The Big 3-0
Supplements to Help Women Thrive in Their 30s
There are a range of supplements that can help women stay fit and healthy as they age. In their 20s, women need a multivitamin to fill the gaps in their diet, calcium to ensure strong bones for decades to come, vitamins C and D to bolster the immune system and B vitamins for energy, nerve health and mood. As women move into their 30s, all of those supplements are still important, but there are several others that can be added for optimal health.
Folic acid is the most essential of the B vitamins for women in their 30s, especially those who plan on having children. Folate facilitates DNA replication and brain development and protects babies from spinal cord defects and premature birth. But, if you wait until after you conceive to boost your folate levels, it can be too late, as long before a positive pregnancy test, neurological cells are already reproducing to build your baby’s brain and spine. Women who someday plan to become pregnant should aim for 400 to 800 milligrams of folate per day. Folate is found in dark, leafy greens, beans, nuts, oranges and bananas. Vitamins B6 and B12 are found in highest concentration in animal proteins, so if you’re a vegetarian, supplementing is even more important.
Like vitamin C, vitamin E is an antioxidant, which means it protects your cells from damage by neutralizing free radicals that can weaken and break down healthy cells. It is essential for the functioning of the immune system and for healthy eyes and skin. In fact, vitamin E can help to keep your skin hydrated and protected from sun damage and can even ward off the formation of fine lines. It is difficult to overdose on food-based vitamin E, but it is possible that you aren’t getting enough. Aim for at least 15 milligrams to reduce the signs of aging and strengthen the immune system. Some excellent sources of vitamin E are sunflower seeds (7.4 milligrams per ounce), almonds (6.8 milligrams per ounce) and hazelnuts (4.3 milligrams per ounce).

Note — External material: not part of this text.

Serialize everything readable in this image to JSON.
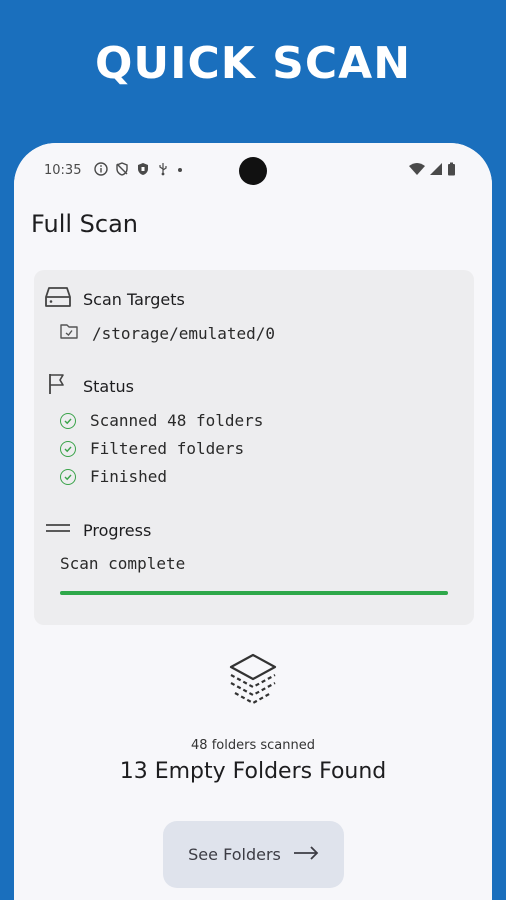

Because of the over-consumption of processed foods that block the absorption of magnesium and the depletion of magnesium in our soil, up to 90% of Americans are magnesium-deficient. While magnesium plays a role in the health of people of all ages, it is especially important for women. During pregnancy, magnesium helps build and repair tissue and can alleviate leg cramps. It reduces the risk of osteoporosis and the incidence of migraines. And it can naturally relieve the symptoms of PMS and regulate blood pressure. Magnesium also activates the parasympathetic nervous system, which helps your body and brain relax, which can help you get better sleep. The recommended daily intake of magnesium is 320 milligrams for women, but because most people only absorb 30 to 40% of the magnesium they consume, it’s a good idea to aim for more than the RDI. Foods such as pumpkin seeds, spinach, almonds, black beans and avocado are all high in magnesium, but if those foods don’t tantalize your taste buds, a supplement is also a good idea.